Emily Steward, Mason Bodily, and Lauren Keterson
Which word did you search, and why did you pick it?
Woman, because it seemed appropriate with the journal.
2. What kinds of pieces were recalled by your word search? Give a handful of pieces long with title, author, publication date, genre (i.e. poetry, essay, fiction).
“The Eclipse of Woman: II.—Kings and Queens.” Published in July 1st, 1913. written by F.R.A.I. Essay
“Correspondance” July 15th, 1913, Note to the editor. W.R.B
3. How was the usage of the word similar and dissimilar from that in the June 15, 1913 issue? Use one or two of the pieces you found as brief examples.
The strength and conviction vary from usage to usage as the word “woman” is extremely broad in this context.
4. did you find what you expected? why or why not?

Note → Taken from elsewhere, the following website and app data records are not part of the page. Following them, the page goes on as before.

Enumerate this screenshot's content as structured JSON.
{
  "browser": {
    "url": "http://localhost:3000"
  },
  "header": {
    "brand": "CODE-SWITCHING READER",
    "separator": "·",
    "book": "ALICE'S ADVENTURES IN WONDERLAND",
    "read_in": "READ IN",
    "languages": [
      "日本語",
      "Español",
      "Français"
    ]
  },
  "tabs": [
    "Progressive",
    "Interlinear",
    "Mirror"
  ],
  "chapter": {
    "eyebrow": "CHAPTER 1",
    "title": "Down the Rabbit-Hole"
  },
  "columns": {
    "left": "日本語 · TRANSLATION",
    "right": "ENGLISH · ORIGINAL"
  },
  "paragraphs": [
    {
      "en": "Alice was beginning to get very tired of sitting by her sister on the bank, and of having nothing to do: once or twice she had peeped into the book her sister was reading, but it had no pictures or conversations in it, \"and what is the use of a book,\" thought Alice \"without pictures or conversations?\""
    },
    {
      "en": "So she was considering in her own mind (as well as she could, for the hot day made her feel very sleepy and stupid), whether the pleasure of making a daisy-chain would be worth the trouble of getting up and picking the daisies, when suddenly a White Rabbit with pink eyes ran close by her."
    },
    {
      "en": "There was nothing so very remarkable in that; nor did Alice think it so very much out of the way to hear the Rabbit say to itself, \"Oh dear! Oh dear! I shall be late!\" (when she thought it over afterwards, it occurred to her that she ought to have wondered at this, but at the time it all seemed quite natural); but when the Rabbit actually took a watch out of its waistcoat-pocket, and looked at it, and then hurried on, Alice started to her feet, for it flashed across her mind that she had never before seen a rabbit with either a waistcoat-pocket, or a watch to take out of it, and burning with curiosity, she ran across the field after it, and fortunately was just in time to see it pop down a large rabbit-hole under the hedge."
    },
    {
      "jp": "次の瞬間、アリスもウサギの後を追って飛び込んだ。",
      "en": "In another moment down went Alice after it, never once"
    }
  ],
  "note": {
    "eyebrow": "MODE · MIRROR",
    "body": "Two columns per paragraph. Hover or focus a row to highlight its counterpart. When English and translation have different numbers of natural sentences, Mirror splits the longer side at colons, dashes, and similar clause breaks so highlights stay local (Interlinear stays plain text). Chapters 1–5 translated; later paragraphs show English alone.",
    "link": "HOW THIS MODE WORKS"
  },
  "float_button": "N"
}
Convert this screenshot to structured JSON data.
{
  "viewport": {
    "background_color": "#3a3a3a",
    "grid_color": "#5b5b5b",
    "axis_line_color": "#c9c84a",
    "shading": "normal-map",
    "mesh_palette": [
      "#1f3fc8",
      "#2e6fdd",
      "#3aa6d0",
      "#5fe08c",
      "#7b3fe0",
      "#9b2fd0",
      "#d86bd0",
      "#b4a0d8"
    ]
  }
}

We were expecting to find some really general things and a lot of them. Yes, we did, because the entire magazine is about women and there is a lot of information on them. We found that the definition of women differs for everyone.
5. Now pick one genre and search the word within it. Identify two or three pieces by title, author, publication date. Do you find any more or less similarity in usage of the word within a single genre?
In “Claims of Women” there was an opposing view, that was not from a woman’s perspective, which we found dissimilar from the rest of what we found, especially in “The Eclipse of Women” where women are empowering each other through the strength of similarity and unity.
6. Since we most recently worked with the Stolen Time Archive, how would you connect that project with your experience of The New Freewoman today?
Much of what is written in The New Freewoman can be portrayed as satirical or an observation about modern social issues. Just like The Stolen Time Archive, it points to flaws in culture.